AIM OF THE TASK: Output the data below exactly, without images.

[Records excerpted from a collection]
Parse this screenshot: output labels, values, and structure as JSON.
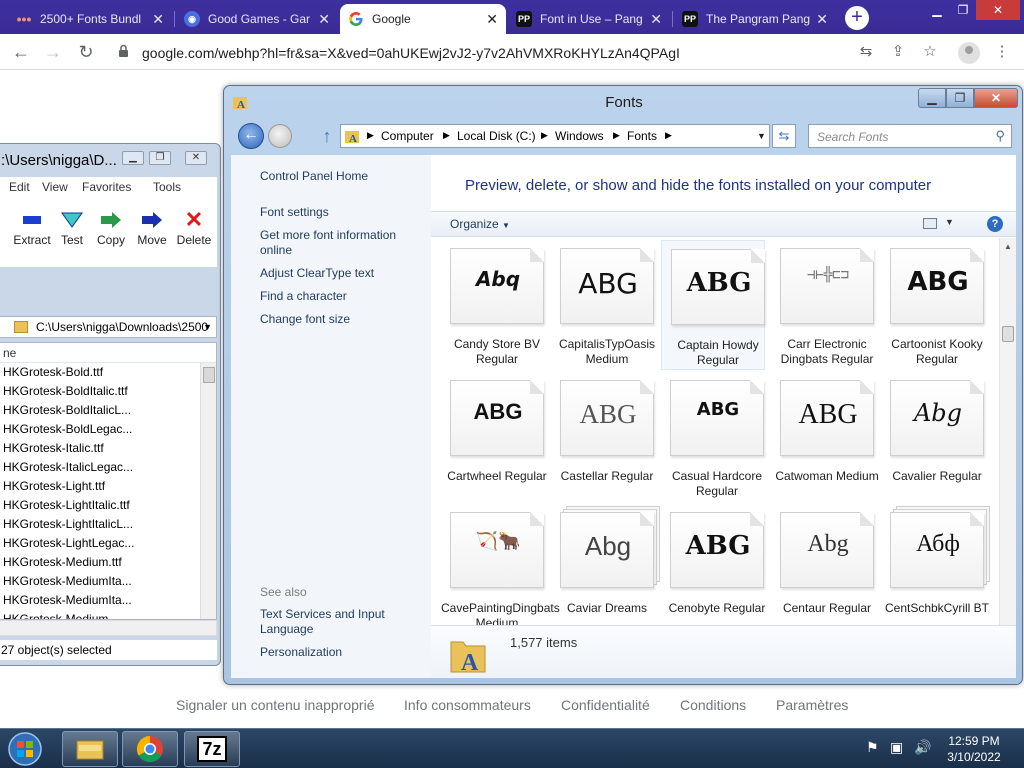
{
  "browser": {
    "tabs": [
      {
        "title": "2500+ Fonts Bundl",
        "icon": "dots-icon",
        "active": false
      },
      {
        "title": "Good Games - Gar",
        "icon": "gamepad-icon",
        "active": false
      },
      {
        "title": "Google",
        "icon": "google-g-icon",
        "active": true
      },
      {
        "title": "Font in Use – Pang",
        "icon": "pp-icon",
        "active": false
      },
      {
        "title": "The Pangram Pang",
        "icon": "pp-icon",
        "active": false
      }
    ],
    "new_tab": "+",
    "url": "google.com/webhp?hl=fr&sa=X&ved=0ahUKEwj2vJ2-y7v2AhVMXRoKHYLzAn4QPAgI"
  },
  "google_footer": {
    "links": [
      "Signaler un contenu inapproprié",
      "Info consommateurs",
      "Confidentialité",
      "Conditions",
      "Paramètres"
    ]
  },
  "zip": {
    "title": ":\\Users\\nigga\\D...",
    "menu": [
      "Edit",
      "View",
      "Favorites",
      "Tools"
    ],
    "tools": [
      {
        "label": "Extract",
        "icon": "extract-icon"
      },
      {
        "label": "Test",
        "icon": "test-icon"
      },
      {
        "label": "Copy",
        "icon": "copy-icon"
      },
      {
        "label": "Move",
        "icon": "move-icon"
      },
      {
        "label": "Delete",
        "icon": "delete-icon"
      }
    ],
    "path": "C:\\Users\\nigga\\Downloads\\2500",
    "column": "ne",
    "files": [
      "HKGrotesk-Bold.ttf",
      "HKGrotesk-BoldItalic.ttf",
      "HKGrotesk-BoldItalicL...",
      "HKGrotesk-BoldLegac...",
      "HKGrotesk-Italic.ttf",
      "HKGrotesk-ItalicLegac...",
      "HKGrotesk-Light.ttf",
      "HKGrotesk-LightItalic.ttf",
      "HKGrotesk-LightItalicL...",
      "HKGrotesk-LightLegac...",
      "HKGrotesk-Medium.ttf",
      "HKGrotesk-MediumIta...",
      "HKGrotesk-MediumIta...",
      "HKGrotesk-Medium..."
    ],
    "status": "27 object(s) selected"
  },
  "fonts": {
    "title": "Fonts",
    "breadcrumb": [
      "Computer",
      "Local Disk (C:)",
      "Windows",
      "Fonts"
    ],
    "search_placeholder": "Search Fonts",
    "left_links": [
      "Control Panel Home",
      "Font settings",
      "Get more font information online",
      "Adjust ClearType text",
      "Find a character",
      "Change font size"
    ],
    "see_also_label": "See also",
    "see_also": [
      "Text Services and Input Language",
      "Personalization"
    ],
    "heading": "Preview, delete, or show and hide the fonts installed on your computer",
    "organize": "Organize",
    "tiles": [
      {
        "name": "Candy Store BV Regular",
        "sample": "Abq",
        "stacked": false
      },
      {
        "name": "CapitalisTypOasis Medium",
        "sample": "ABG",
        "stacked": false
      },
      {
        "name": "Captain Howdy Regular",
        "sample": "ABG",
        "stacked": false
      },
      {
        "name": "Carr Electronic Dingbats Regular",
        "sample": "⊣⊢╬⊏⊐",
        "stacked": false
      },
      {
        "name": "Cartoonist Kooky Regular",
        "sample": "ABG",
        "stacked": false
      },
      {
        "name": "Cartwheel Regular",
        "sample": "ABG",
        "stacked": false
      },
      {
        "name": "Castellar Regular",
        "sample": "ABG",
        "stacked": false
      },
      {
        "name": "Casual Hardcore Regular",
        "sample": "ABG",
        "stacked": false
      },
      {
        "name": "Catwoman Medium",
        "sample": "ABG",
        "stacked": false
      },
      {
        "name": "Cavalier Regular",
        "sample": "Abg",
        "stacked": false
      },
      {
        "name": "CavePaintingDingbats Medium",
        "sample": "🏹🐂",
        "stacked": false
      },
      {
        "name": "Caviar Dreams",
        "sample": "Abg",
        "stacked": true
      },
      {
        "name": "Cenobyte Regular",
        "sample": "ABG",
        "stacked": false
      },
      {
        "name": "Centaur Regular",
        "sample": "Abg",
        "stacked": false
      },
      {
        "name": "CentSchbkCyrill BT",
        "sample": "Абф",
        "stacked": true
      }
    ],
    "item_count": "1,577 items"
  },
  "taskbar": {
    "time": "12:59 PM",
    "date": "3/10/2022",
    "apps": [
      "explorer-icon",
      "chrome-icon",
      "7zip-icon"
    ],
    "zip_label": "7z"
  }
}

RESPONSE TO THE TASK:
Parse this screenshot: output labels, values, and structure as JSON.
{
  "browser": {
    "tabs": [
      {
        "title": "2500+ Fonts Bundl",
        "icon": "dots-icon",
        "active": false
      },
      {
        "title": "Good Games - Gar",
        "icon": "gamepad-icon",
        "active": false
      },
      {
        "title": "Google",
        "icon": "google-g-icon",
        "active": true
      },
      {
        "title": "Font in Use – Pang",
        "icon": "pp-icon",
        "active": false
      },
      {
        "title": "The Pangram Pang",
        "icon": "pp-icon",
        "active": false
      }
    ],
    "new_tab": "+",
    "url": "google.com/webhp?hl=fr&sa=X&ved=0ahUKEwj2vJ2-y7v2AhVMXRoKHYLzAn4QPAgI"
  },
  "google_footer": {
    "links": [
      "Signaler un contenu inapproprié",
      "Info consommateurs",
      "Confidentialité",
      "Conditions",
      "Paramètres"
    ]
  },
  "zip": {
    "title": ":\\Users\\nigga\\D...",
    "menu": [
      "Edit",
      "View",
      "Favorites",
      "Tools"
    ],
    "tools": [
      {
        "label": "Extract",
        "icon": "extract-icon"
      },
      {
        "label": "Test",
        "icon": "test-icon"
      },
      {
        "label": "Copy",
        "icon": "copy-icon"
      },
      {
        "label": "Move",
        "icon": "move-icon"
      },
      {
        "label": "Delete",
        "icon": "delete-icon"
      }
    ],
    "path": "C:\\Users\\nigga\\Downloads\\2500",
    "column": "ne",
    "files": [
      "HKGrotesk-Bold.ttf",
      "HKGrotesk-BoldItalic.ttf",
      "HKGrotesk-BoldItalicL...",
      "HKGrotesk-BoldLegac...",
      "HKGrotesk-Italic.ttf",
      "HKGrotesk-ItalicLegac...",
      "HKGrotesk-Light.ttf",
      "HKGrotesk-LightItalic.ttf",
      "HKGrotesk-LightItalicL...",
      "HKGrotesk-LightLegac...",
      "HKGrotesk-Medium.ttf",
      "HKGrotesk-MediumIta...",
      "HKGrotesk-MediumIta...",
      "HKGrotesk-Medium..."
    ],
    "status": "27 object(s) selected"
  },
  "fonts": {
    "title": "Fonts",
    "breadcrumb": [
      "Computer",
      "Local Disk (C:)",
      "Windows",
      "Fonts"
    ],
    "search_placeholder": "Search Fonts",
    "left_links": [
      "Control Panel Home",
      "Font settings",
      "Get more font information online",
      "Adjust ClearType text",
      "Find a character",
      "Change font size"
    ],
    "see_also_label": "See also",
    "see_also": [
      "Text Services and Input Language",
      "Personalization"
    ],
    "heading": "Preview, delete, or show and hide the fonts installed on your computer",
    "organize": "Organize",
    "tiles": [
      {
        "name": "Candy Store BV Regular",
        "sample": "Abq",
        "stacked": false
      },
      {
        "name": "CapitalisTypOasis Medium",
        "sample": "ABG",
        "stacked": false
      },
      {
        "name": "Captain Howdy Regular",
        "sample": "ABG",
        "stacked": false
      },
      {
        "name": "Carr Electronic Dingbats Regular",
        "sample": "⊣⊢╬⊏⊐",
        "stacked": false
      },
      {
        "name": "Cartoonist Kooky Regular",
        "sample": "ABG",
        "stacked": false
      },
      {
        "name": "Cartwheel Regular",
        "sample": "ABG",
        "stacked": false
      },
      {
        "name": "Castellar Regular",
        "sample": "ABG",
        "stacked": false
      },
      {
        "name": "Casual Hardcore Regular",
        "sample": "ABG",
        "stacked": false
      },
      {
        "name": "Catwoman Medium",
        "sample": "ABG",
        "stacked": false
      },
      {
        "name": "Cavalier Regular",
        "sample": "Abg",
        "stacked": false
      },
      {
        "name": "CavePaintingDingbats Medium",
        "sample": "🏹🐂",
        "stacked": false
      },
      {
        "name": "Caviar Dreams",
        "sample": "Abg",
        "stacked": true
      },
      {
        "name": "Cenobyte Regular",
        "sample": "ABG",
        "stacked": false
      },
      {
        "name": "Centaur Regular",
        "sample": "Abg",
        "stacked": false
      },
      {
        "name": "CentSchbkCyrill BT",
        "sample": "Абф",
        "stacked": true
      }
    ],
    "item_count": "1,577 items"
  },
  "taskbar": {
    "time": "12:59 PM",
    "date": "3/10/2022",
    "apps": [
      "explorer-icon",
      "chrome-icon",
      "7zip-icon"
    ],
    "zip_label": "7z"
  }
}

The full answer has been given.